I’m Not a Heterosexual, but I Play One on Logo

Customer: “You’re really cool.”

Me: “Aww, thank you.”

Customer: “Seriously. I mean it.”

Me: “That’s very kind of you to say.”

Customer: “You’re awesome. And gorgeous!”

[Inner Me: Drink up, lushy.]

Me: “Well, thank you again.”

Customer: “I wish you were gay.”

Me: “Um… what?”

Customer: “You’re so cool. I wish you were gay.”

Me: “I am gay.”

Customer: “Wait… you are?”

Me: [glancing about, confirming surroundings] “I am indeed.”

Customer: “YOU’RE GAY?!”

Me: “Extremely so.”

Customer: “YOU’RE GAY!!! THAT’S AWESOME!!!”

Me: “I agree!”

I’ve never been comfortable with the internalized homophobia exhibited by gay men who describe themselves as “straight-acting,” but if I ever have a valid reason to get back on the dating/hookup apps, I am going to add “mistaken for heterosexual by overly-enthusiastic, besotted twentysomethings” to my profile. I can only assume that will get me some of those “woofs” the kids are so crazy about these days.

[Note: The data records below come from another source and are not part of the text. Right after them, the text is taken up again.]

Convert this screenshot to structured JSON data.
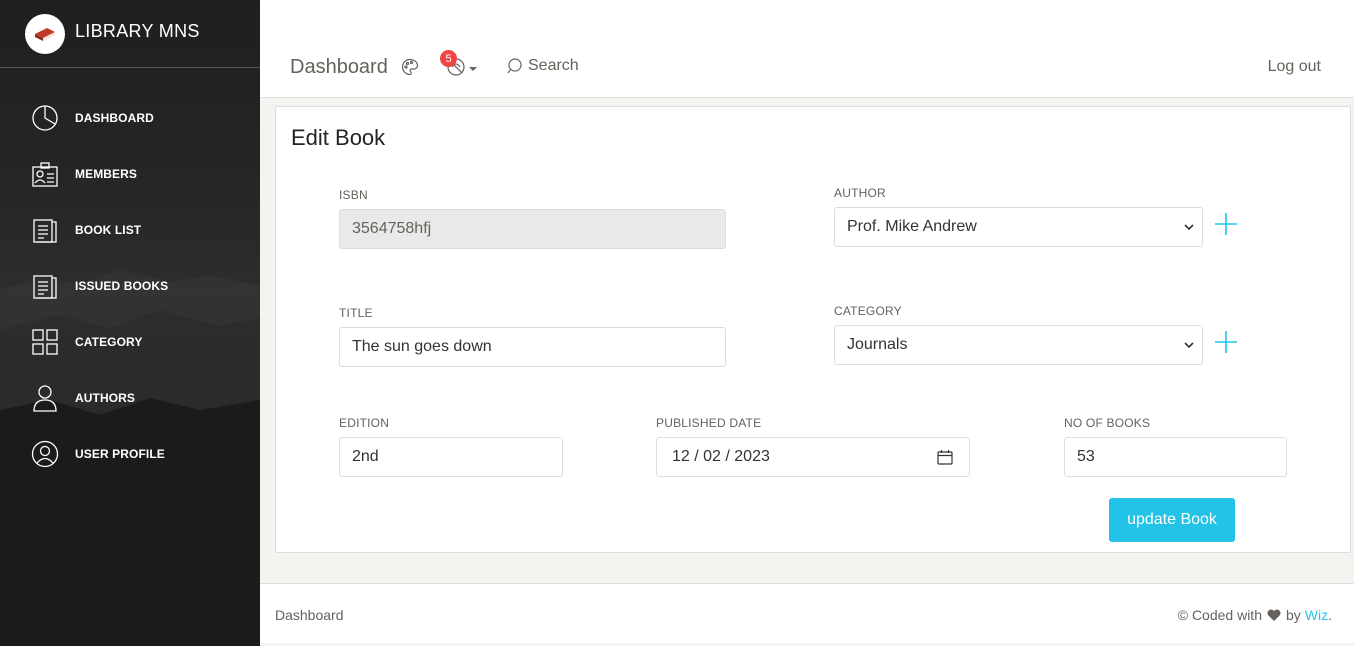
{
  "sidebar": {
    "app_title": "LIBRARY MNS",
    "items": [
      {
        "label": "DASHBOARD",
        "icon": "pie-chart-icon"
      },
      {
        "label": "MEMBERS",
        "icon": "id-badge-icon"
      },
      {
        "label": "BOOK LIST",
        "icon": "document-icon"
      },
      {
        "label": "ISSUED BOOKS",
        "icon": "document-icon"
      },
      {
        "label": "CATEGORY",
        "icon": "grid-icon"
      },
      {
        "label": "AUTHORS",
        "icon": "user-icon"
      },
      {
        "label": "USER PROFILE",
        "icon": "user-circle-icon"
      }
    ]
  },
  "topbar": {
    "title": "Dashboard",
    "notification_count": "5",
    "search_label": "Search",
    "logout_label": "Log out"
  },
  "form": {
    "heading": "Edit Book",
    "isbn": {
      "label": "ISBN",
      "value": "3564758hfj"
    },
    "author": {
      "label": "AUTHOR",
      "value": "Prof. Mike Andrew"
    },
    "title": {
      "label": "TITLE",
      "value": "The sun goes down"
    },
    "category": {
      "label": "CATEGORY",
      "value": "Journals"
    },
    "edition": {
      "label": "EDITION",
      "value": "2nd"
    },
    "published": {
      "label": "PUBLISHED DATE",
      "value": "12 / 02 / 2023"
    },
    "copies": {
      "label": "NO OF BOOKS",
      "value": "53"
    },
    "submit_label": "update Book"
  },
  "footer": {
    "left": "Dashboard",
    "prefix": "© Coded with",
    "by": "by",
    "author": "Wiz",
    "suffix": "."
  },
  "colors": {
    "accent": "#22c3e6",
    "badge": "#ef4444",
    "sidebar_bg": "#1f1f1f"
  }
}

PS: I told my friend Robert about this interaction, and he was like, “So… I guess he didn’t hear you talk?” Robert just got a woof deducted from his total. I don’t make the rules, Robert.

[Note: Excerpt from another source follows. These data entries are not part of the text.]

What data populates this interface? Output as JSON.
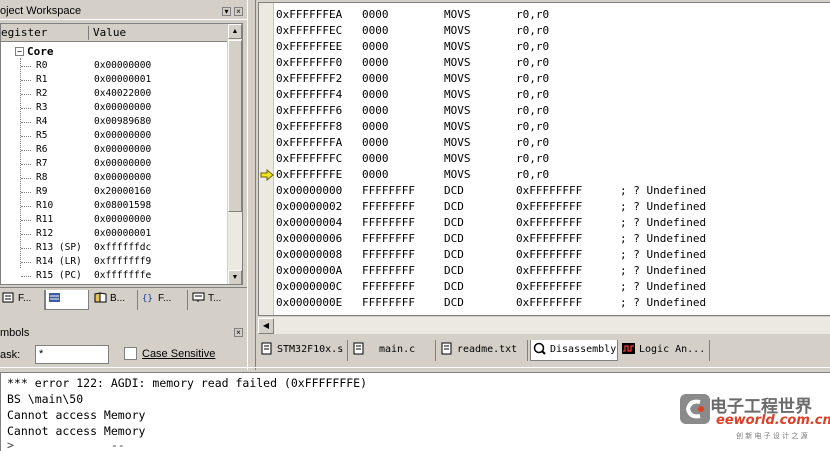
{
  "workspace": {
    "title": "oject Workspace",
    "col_register": "egister",
    "col_value": "Value",
    "group": "Core",
    "registers": [
      {
        "name": "R0",
        "value": "0x00000000"
      },
      {
        "name": "R1",
        "value": "0x00000001"
      },
      {
        "name": "R2",
        "value": "0x40022000"
      },
      {
        "name": "R3",
        "value": "0x00000000"
      },
      {
        "name": "R4",
        "value": "0x00989680"
      },
      {
        "name": "R5",
        "value": "0x00000000"
      },
      {
        "name": "R6",
        "value": "0x00000000"
      },
      {
        "name": "R7",
        "value": "0x00000000"
      },
      {
        "name": "R8",
        "value": "0x00000000"
      },
      {
        "name": "R9",
        "value": "0x20000160"
      },
      {
        "name": "R10",
        "value": "0x08001598"
      },
      {
        "name": "R11",
        "value": "0x00000000"
      },
      {
        "name": "R12",
        "value": "0x00000001"
      },
      {
        "name": "R13 (SP)",
        "value": "0xffffffdc"
      },
      {
        "name": "R14 (LR)",
        "value": "0xfffffff9"
      },
      {
        "name": "R15 (PC)",
        "value": "0xfffffffe"
      }
    ],
    "tabs": [
      "F...",
      "",
      "B...",
      "F...",
      "T..."
    ]
  },
  "symbols": {
    "title": "mbols",
    "mask_label": "ask:",
    "mask_value": "*",
    "case_sensitive": "Case Sensitive"
  },
  "disassembly": {
    "lines": [
      {
        "addr": "0xFFFFFFEA",
        "op": "0000",
        "mn": "MOVS",
        "ops": "r0,r0",
        "cmt": ""
      },
      {
        "addr": "0xFFFFFFEC",
        "op": "0000",
        "mn": "MOVS",
        "ops": "r0,r0",
        "cmt": ""
      },
      {
        "addr": "0xFFFFFFEE",
        "op": "0000",
        "mn": "MOVS",
        "ops": "r0,r0",
        "cmt": ""
      },
      {
        "addr": "0xFFFFFFF0",
        "op": "0000",
        "mn": "MOVS",
        "ops": "r0,r0",
        "cmt": ""
      },
      {
        "addr": "0xFFFFFFF2",
        "op": "0000",
        "mn": "MOVS",
        "ops": "r0,r0",
        "cmt": ""
      },
      {
        "addr": "0xFFFFFFF4",
        "op": "0000",
        "mn": "MOVS",
        "ops": "r0,r0",
        "cmt": ""
      },
      {
        "addr": "0xFFFFFFF6",
        "op": "0000",
        "mn": "MOVS",
        "ops": "r0,r0",
        "cmt": ""
      },
      {
        "addr": "0xFFFFFFF8",
        "op": "0000",
        "mn": "MOVS",
        "ops": "r0,r0",
        "cmt": ""
      },
      {
        "addr": "0xFFFFFFFA",
        "op": "0000",
        "mn": "MOVS",
        "ops": "r0,r0",
        "cmt": ""
      },
      {
        "addr": "0xFFFFFFFC",
        "op": "0000",
        "mn": "MOVS",
        "ops": "r0,r0",
        "cmt": ""
      },
      {
        "addr": "0xFFFFFFFE",
        "op": "0000",
        "mn": "MOVS",
        "ops": "r0,r0",
        "cmt": ""
      },
      {
        "addr": "0x00000000",
        "op": "FFFFFFFF",
        "mn": "DCD",
        "ops": "0xFFFFFFFF",
        "cmt": "; ? Undefined"
      },
      {
        "addr": "0x00000002",
        "op": "FFFFFFFF",
        "mn": "DCD",
        "ops": "0xFFFFFFFF",
        "cmt": "; ? Undefined"
      },
      {
        "addr": "0x00000004",
        "op": "FFFFFFFF",
        "mn": "DCD",
        "ops": "0xFFFFFFFF",
        "cmt": "; ? Undefined"
      },
      {
        "addr": "0x00000006",
        "op": "FFFFFFFF",
        "mn": "DCD",
        "ops": "0xFFFFFFFF",
        "cmt": "; ? Undefined"
      },
      {
        "addr": "0x00000008",
        "op": "FFFFFFFF",
        "mn": "DCD",
        "ops": "0xFFFFFFFF",
        "cmt": "; ? Undefined"
      },
      {
        "addr": "0x0000000A",
        "op": "FFFFFFFF",
        "mn": "DCD",
        "ops": "0xFFFFFFFF",
        "cmt": "; ? Undefined"
      },
      {
        "addr": "0x0000000C",
        "op": "FFFFFFFF",
        "mn": "DCD",
        "ops": "0xFFFFFFFF",
        "cmt": "; ? Undefined"
      },
      {
        "addr": "0x0000000E",
        "op": "FFFFFFFF",
        "mn": "DCD",
        "ops": "0xFFFFFFFF",
        "cmt": "; ? Undefined"
      }
    ],
    "current_index": 10
  },
  "editor_tabs": [
    "STM32F10x.s",
    "main.c",
    "readme.txt",
    "Disassembly",
    "Logic An..."
  ],
  "output": {
    "lines": [
      "*** error 122: AGDI: memory read failed (0xFFFFFFFE)",
      "BS \\main\\50",
      "Cannot access Memory",
      "Cannot access Memory"
    ]
  },
  "watermark": {
    "cn": "电子工程世界",
    "en": "eeworld.com.cn",
    "sub": "创 新 电 子 设 计 之 源"
  },
  "colors": {
    "arrow": "#f2e51c",
    "brand_red": "#d9412a"
  }
}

Or Hardly Working. Whichever.

Customer: “Hi. Um… do you carry… uh… cock rings?”

Me: “We do! I’ve got metal and leather rings on this endcap, and there are silicone rings above the display on the back wall.”

Customer: “Oh. Thanks. Um… how do I… how do I tell which ones will fit?”

Me: “Well…” [insert incredibly explicit yet somehow still professional explanation of how cock rings work here] “… and then just divide by pi, and you’ll have the correct diameter.”

Customer: “Wow. Okay, then. So… am I allowed to… um… I mean, is it okay if… if I try some on?”

Me: “Sure. The dressing room is right behind these curtains.”

Customer: [struggles with curtains]

Me: “Here, let me help with–”

Customer: “AAAHHH!!!”

Me: “…”

Customer: “Oh. You meant… help with the curtains.”

Me: “Yes. Yes, I did.”

He eventually picked out a ring that (I assume) fit well, and after he paid, he tipped me a couple of bucks for “working so hard.” I think it was really for “working so hard not to judge me,” but I have way too much retail experience to let customers know when I’m openly judging them.

Regardless, it was a very nice gesture on his part. Plus it was the first time a customer left me something that wasn’t an empty beer bottle or a growing sense of disillusionment with the human race.

Much obliged, my twitchy new friend.

Pay No Attention to the Battle of Wills Behind the Curtain

Customer: [holding various accessories] “May I try these on?”

Me: “Sure. The dressing room is right behind these curtains.”

Customer: [unbuttoning pants] “Oh, you can leave those open…”

And I smiled brightly and whipped them shut like a Disney villain’s cape.

He didn’t find anything wearable he liked, but he did buy a travel-size container of leather-scented personal lubricant. I asked him if he needed a bag, and he was like, “Nah, I’m going to try it out right now,” and then he came back into the store 10 minutes later and gave me a thumbs up.

I feel like we broke even in the thwarting each other department.

A Residential District by Any Other Name

Customer: “So… you’re the Montrose Forge.”

Me: “Yep!”

Customer: “Are you the Montrose Forge because this is the Montrose area, or…”

Me: “…”

Customer: “…”

Me: “…”

Customer: “…?”

Me: “Yes.”

Customer: “…”

Me: “…”

Customer: “Oh.”

Did you know there was a hard rock band in the early 70s called Montrose? Well, I do now, because I spent the evening googling what the fuck else we could be named after.

Possibilities include a county seat in Colorado and a harbor in Chicago.

My money’s on the harbor.